In the meantime, local civic leaders are doing what they can to call attention to the situation.
The EDC, working with the San Diego Regional Chamber of Commerce and San Diego Mayor Kevin Falconer, has kicked off a social media campaign to support Qualcomm that uses the hashtag #QualCOMMUNITY. Among other things, they are trying to highlight Qualcomm’s importance to the region, saying it is the largest public company in the region—with a market valuation of roughly $100 billion—and the largest private sector employer, with more than 13,000 employees in San Diego. In a recent assessment of Qualcomm’s role as an economic engine, the EDC estimates that Qualcomm’s economic impact here amounted to $4.9 billion in 2017—the equivalent of 35 Comic-Cons.
Fretful observers also may be heartened by the fact that the outcome of Broadcom’s proposed buyout is anything but a done deal.
Aside from numerous regulatory hurdles, Reuters reported recently the deal has come under additional scrutiny by an inter-agency national security panel that reviews transactions that might lead to foreign ownership of American defense contractors and other companies with technology deemed critical to national security.
While Broadcom’s CEO has vowed to move his corporate headquarters from Singapore to Delaware before the deal closes, that may not be enough to satisfy the panel, known officially as the Committee on Foreign Investment in the United States (CFIUS). As Reuters noted, the panel’s interest also is motivated at least in part by the fact that Broadcom is mounting what is essentially a hostile takeover by putting forward a slate of six Broadcom nominees for Qualcomm’s 11-member board.
[Editor’s note: In a rare intervention, CFIUS ordered Qualcomm to postpone its March 6 shareholder vote by 30 days to give the panel time to fully investigate the national security implications of the proposed deal. According to The New York Times, the committee typically works behind closed doors and reviews deals only after they are announced. In a statement Monday, Qualcomm said it would adjourn its shareholder meeting without taking a vote and reconvene its shareholders meeting on April 5 at 8 a.m. at Qualcomm’s San Diego headquarters.]
Qualcomm and its board also have worked assiduously to pick apart Broadcom’s offer, even after Broadcom boosted its offer to $82 a share in early February. The board voted unanimously a few days later to reject the revised offer, saying the proposal “materially undervalues” Qualcomm, and that Broadcom’s proposal fell short in the details in terms of resolving likely regulatory commitments such a deal requires.
In short, significant uncertainty surrounds the deal.

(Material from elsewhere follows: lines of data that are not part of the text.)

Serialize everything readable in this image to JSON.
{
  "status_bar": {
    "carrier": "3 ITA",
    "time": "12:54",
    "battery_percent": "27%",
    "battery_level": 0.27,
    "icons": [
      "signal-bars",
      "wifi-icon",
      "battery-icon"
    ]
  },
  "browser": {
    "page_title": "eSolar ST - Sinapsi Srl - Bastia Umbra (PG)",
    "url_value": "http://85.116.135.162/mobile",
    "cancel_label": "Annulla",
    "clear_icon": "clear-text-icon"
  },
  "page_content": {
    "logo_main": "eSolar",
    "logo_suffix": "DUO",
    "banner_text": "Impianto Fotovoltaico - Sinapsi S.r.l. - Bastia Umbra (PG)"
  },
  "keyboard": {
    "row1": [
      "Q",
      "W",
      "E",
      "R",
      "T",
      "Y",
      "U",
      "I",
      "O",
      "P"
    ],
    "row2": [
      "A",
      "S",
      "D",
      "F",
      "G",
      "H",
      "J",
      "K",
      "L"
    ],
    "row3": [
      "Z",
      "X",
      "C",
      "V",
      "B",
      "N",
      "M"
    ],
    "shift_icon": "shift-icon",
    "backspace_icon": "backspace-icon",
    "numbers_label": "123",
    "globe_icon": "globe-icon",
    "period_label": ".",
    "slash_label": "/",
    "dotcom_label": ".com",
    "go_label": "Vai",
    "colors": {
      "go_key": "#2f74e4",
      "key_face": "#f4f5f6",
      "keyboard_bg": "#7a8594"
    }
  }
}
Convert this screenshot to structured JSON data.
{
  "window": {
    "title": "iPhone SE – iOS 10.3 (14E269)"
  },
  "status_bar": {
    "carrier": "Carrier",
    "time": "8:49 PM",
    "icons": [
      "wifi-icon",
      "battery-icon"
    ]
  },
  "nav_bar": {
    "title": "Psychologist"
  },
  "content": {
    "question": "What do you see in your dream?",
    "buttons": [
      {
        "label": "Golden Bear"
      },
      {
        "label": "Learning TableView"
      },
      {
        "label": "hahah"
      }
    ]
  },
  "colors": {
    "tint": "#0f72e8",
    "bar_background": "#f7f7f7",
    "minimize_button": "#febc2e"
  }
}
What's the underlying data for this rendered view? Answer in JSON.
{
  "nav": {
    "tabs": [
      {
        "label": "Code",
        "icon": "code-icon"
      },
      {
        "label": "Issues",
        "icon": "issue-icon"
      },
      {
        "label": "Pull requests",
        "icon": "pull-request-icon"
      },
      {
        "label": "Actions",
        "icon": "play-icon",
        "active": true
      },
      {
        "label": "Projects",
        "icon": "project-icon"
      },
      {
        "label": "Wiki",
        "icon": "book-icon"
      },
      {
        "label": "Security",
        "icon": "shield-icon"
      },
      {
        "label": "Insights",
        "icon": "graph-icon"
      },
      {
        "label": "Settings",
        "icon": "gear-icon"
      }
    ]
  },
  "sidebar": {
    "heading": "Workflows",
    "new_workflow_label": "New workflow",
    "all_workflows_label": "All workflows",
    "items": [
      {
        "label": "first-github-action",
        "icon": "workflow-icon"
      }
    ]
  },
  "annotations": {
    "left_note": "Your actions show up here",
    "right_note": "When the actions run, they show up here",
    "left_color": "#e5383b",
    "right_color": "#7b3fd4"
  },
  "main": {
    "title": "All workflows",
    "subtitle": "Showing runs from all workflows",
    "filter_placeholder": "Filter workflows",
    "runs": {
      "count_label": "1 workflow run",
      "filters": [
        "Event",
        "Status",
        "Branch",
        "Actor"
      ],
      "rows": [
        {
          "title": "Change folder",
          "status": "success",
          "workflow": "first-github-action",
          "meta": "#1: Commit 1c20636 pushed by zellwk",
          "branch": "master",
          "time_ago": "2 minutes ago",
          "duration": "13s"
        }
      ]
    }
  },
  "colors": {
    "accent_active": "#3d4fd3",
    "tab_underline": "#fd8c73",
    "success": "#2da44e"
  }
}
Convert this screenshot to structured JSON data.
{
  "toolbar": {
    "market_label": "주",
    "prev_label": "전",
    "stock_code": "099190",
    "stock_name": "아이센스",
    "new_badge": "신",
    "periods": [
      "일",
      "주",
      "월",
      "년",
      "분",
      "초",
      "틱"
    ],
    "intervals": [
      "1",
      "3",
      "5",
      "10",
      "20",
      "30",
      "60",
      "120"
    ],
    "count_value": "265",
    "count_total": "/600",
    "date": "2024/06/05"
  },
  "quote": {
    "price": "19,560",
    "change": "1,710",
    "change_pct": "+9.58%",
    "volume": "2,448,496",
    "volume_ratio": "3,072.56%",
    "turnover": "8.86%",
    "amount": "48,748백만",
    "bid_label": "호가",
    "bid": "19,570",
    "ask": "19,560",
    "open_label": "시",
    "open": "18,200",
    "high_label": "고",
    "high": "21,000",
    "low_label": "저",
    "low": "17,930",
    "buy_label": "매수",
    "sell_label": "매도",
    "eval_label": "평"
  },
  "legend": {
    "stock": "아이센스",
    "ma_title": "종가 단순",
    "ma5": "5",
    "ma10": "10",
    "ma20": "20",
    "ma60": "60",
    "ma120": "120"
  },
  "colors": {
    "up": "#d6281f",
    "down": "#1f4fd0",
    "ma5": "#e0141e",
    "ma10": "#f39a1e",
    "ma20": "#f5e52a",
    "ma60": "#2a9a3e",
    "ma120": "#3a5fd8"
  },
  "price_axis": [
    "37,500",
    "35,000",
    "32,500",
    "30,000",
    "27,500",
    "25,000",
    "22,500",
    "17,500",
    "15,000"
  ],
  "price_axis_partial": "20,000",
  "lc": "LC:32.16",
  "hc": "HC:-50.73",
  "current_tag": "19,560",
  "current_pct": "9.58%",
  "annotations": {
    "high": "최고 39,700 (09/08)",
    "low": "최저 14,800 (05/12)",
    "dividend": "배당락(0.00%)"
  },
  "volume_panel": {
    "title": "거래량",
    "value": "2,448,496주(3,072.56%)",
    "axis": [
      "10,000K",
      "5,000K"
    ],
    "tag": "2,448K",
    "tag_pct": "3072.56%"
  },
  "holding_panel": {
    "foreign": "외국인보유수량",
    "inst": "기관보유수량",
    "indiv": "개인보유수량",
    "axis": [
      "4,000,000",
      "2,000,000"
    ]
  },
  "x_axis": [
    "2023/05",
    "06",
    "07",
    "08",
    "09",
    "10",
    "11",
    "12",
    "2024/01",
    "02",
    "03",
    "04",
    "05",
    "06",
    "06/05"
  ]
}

While Connect’s McKee said a successful buyout would be a huge negative in the short run if Broadcom succeeds, he said, “In the long run I have a totally different view, in that you have all these incredibly talented people at Qualcomm who will hopefully stay here, and maybe start new things.”
Losing Qualcomm would likely be similar to the loss of General Dynamics’ San Diego plants in the early 1990s, according to Mary Walshok, an associate vice chancellor at UC San Diego and a sociologist who studies the innovation economy. “Even if the worst case happens, San Diego has a history of pivoting as large centers of gravity caved in,” Walshok said.
At San Diego’s EvoNexus startup incubator, which is working to close a funding gap that would likely open if the nonprofit loses Qualcomm’s corporate support, CEO Rory Moore compares Qualcomm to a big “anchor tenant” in a shopping mall.
“When a company starts downsizing, talent starts looking elsewhere [for jobs],” Moore said. “Not everybody wants to be an entrepreneur, and they leave town.”
From a regional perspective, Moore said if there’s no anchor tech company in San Diego, it’s going to be difficult to get talented engineers and executives to move here. “The thing that would trouble me the most if I were mayor of San Diego is that when the talent starts to leak out, it hurts everything,” Moore said.